(Extracted records)
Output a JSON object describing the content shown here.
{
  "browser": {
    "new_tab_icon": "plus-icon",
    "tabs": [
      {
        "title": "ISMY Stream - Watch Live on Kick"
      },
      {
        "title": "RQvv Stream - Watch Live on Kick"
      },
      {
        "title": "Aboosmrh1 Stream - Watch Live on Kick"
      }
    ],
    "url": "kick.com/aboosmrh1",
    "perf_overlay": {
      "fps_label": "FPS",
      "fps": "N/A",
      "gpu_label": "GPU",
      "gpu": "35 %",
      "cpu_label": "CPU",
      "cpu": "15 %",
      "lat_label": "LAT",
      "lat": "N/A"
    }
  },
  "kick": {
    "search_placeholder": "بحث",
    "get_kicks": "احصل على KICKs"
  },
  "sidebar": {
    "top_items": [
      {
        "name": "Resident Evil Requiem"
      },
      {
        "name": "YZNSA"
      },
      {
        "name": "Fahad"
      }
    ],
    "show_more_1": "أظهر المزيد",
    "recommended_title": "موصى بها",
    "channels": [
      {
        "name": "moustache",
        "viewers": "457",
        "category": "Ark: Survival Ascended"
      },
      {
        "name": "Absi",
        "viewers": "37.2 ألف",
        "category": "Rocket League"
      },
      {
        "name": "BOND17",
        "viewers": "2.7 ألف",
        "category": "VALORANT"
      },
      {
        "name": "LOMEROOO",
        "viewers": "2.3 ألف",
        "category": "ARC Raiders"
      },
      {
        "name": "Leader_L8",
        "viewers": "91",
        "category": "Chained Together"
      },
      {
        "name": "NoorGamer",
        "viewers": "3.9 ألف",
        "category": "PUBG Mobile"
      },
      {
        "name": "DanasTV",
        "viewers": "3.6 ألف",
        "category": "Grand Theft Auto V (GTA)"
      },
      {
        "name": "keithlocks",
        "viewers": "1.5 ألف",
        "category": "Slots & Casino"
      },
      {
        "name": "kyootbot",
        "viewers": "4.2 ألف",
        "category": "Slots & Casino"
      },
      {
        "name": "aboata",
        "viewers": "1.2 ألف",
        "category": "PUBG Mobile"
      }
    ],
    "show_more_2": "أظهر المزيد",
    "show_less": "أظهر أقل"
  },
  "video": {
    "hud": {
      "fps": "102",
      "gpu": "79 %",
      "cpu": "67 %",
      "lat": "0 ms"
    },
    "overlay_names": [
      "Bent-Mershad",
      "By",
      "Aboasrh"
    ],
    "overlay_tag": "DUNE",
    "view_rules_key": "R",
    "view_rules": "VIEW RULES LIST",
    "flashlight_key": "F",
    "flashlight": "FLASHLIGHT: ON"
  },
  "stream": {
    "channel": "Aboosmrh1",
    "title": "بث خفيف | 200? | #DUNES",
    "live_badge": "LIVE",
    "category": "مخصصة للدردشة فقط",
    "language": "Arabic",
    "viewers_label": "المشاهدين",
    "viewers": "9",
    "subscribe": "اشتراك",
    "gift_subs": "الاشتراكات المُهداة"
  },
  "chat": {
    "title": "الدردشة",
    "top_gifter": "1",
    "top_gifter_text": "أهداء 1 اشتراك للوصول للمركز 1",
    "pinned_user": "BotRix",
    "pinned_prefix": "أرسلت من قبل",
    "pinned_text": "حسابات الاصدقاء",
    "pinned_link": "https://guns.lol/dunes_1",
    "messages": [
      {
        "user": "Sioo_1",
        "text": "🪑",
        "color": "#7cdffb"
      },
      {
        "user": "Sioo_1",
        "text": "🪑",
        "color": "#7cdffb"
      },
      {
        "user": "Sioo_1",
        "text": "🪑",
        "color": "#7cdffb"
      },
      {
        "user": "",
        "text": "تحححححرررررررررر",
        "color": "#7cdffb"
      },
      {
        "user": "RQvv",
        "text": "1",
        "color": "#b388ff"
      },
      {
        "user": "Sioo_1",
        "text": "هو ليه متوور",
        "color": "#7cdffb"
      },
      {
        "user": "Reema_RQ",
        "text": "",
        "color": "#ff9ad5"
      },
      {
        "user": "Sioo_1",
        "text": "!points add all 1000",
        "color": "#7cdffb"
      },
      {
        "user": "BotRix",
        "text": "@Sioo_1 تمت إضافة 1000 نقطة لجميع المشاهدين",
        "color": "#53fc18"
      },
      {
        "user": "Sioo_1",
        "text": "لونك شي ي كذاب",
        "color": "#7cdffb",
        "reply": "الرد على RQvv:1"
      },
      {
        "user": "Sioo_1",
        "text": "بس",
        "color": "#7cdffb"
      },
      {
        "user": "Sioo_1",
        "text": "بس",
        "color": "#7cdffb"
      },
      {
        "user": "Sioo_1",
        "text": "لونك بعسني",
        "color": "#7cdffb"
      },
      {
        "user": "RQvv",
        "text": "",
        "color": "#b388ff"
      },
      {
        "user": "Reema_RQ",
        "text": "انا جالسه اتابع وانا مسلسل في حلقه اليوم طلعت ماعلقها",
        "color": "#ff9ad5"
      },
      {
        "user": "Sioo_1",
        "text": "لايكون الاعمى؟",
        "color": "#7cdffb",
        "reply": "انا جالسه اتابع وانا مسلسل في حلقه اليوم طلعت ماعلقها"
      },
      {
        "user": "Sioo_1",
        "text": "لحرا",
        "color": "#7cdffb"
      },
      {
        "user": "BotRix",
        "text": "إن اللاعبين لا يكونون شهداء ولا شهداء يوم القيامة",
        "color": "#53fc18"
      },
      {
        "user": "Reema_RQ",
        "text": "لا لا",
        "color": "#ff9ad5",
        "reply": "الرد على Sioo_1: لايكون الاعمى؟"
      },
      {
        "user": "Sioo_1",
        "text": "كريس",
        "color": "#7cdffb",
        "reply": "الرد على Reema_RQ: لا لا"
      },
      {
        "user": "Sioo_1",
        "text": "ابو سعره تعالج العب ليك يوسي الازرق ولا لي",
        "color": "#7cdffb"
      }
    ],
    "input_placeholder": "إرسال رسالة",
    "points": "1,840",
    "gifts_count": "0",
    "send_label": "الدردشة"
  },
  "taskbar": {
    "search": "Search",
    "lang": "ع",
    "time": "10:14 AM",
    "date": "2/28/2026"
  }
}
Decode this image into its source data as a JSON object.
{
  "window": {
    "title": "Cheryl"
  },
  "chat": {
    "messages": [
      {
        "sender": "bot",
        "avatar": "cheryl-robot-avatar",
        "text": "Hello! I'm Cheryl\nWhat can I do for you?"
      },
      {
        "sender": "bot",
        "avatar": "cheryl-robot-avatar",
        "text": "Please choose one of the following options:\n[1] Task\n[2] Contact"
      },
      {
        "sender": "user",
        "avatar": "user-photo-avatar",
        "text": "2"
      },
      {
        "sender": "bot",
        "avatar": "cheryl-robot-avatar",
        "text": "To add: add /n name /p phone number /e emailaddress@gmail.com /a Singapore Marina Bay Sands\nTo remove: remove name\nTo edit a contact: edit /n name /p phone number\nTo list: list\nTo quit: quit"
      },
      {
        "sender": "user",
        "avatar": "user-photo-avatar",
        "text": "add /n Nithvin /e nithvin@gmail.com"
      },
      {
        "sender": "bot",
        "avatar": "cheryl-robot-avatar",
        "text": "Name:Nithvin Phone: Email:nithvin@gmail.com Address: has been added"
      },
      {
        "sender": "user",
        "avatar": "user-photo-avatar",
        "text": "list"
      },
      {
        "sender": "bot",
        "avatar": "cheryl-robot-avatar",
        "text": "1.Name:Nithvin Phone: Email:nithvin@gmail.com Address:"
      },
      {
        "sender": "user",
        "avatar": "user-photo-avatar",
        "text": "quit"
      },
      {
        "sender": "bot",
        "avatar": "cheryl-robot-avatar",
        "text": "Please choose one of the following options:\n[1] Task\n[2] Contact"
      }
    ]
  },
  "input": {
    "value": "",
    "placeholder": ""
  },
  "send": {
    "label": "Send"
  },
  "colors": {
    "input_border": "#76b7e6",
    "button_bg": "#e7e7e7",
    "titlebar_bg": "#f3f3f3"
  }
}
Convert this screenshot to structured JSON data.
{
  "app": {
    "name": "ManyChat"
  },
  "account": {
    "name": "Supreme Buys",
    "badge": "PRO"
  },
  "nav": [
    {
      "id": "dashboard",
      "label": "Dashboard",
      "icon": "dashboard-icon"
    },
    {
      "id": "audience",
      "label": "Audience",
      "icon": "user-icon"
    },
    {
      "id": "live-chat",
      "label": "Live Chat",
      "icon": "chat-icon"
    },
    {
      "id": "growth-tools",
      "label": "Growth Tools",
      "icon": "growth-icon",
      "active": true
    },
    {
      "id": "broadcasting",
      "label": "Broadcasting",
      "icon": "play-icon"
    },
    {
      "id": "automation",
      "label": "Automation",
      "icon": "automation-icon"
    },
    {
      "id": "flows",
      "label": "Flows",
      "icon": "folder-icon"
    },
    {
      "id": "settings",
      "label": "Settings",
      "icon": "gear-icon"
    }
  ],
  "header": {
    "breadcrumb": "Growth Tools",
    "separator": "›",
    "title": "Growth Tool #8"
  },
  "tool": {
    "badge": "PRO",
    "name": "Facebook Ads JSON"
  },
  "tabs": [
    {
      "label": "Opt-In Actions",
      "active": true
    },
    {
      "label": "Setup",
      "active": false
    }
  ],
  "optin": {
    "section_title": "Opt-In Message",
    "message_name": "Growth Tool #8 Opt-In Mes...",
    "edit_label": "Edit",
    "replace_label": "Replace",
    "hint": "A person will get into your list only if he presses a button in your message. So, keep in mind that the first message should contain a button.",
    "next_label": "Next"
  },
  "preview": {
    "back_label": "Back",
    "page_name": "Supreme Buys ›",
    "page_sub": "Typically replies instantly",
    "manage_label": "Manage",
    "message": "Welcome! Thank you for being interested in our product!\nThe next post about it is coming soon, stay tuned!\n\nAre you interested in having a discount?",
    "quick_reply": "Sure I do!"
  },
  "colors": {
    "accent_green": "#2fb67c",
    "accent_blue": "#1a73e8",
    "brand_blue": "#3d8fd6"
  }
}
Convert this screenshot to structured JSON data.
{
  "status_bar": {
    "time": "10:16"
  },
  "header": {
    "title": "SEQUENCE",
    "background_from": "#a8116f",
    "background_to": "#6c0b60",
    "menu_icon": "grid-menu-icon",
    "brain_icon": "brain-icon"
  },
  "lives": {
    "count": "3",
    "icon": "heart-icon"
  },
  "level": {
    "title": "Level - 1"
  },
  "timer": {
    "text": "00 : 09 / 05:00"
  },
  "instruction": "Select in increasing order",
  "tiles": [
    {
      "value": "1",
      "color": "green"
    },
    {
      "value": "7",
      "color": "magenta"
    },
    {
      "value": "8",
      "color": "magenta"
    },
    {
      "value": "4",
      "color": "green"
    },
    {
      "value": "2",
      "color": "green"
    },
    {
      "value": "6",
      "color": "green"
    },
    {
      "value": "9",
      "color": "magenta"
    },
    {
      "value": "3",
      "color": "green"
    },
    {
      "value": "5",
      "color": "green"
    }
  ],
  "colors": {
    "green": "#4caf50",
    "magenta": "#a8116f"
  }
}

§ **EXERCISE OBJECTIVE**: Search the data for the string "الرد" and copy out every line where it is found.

§ **REPLY**:
        "reply": "الرد على RQvv:1"
        "reply": "الرد على Sioo_1: لايكون الاعمى؟"
        "reply": "الرد على Reema_RQ: لا لا"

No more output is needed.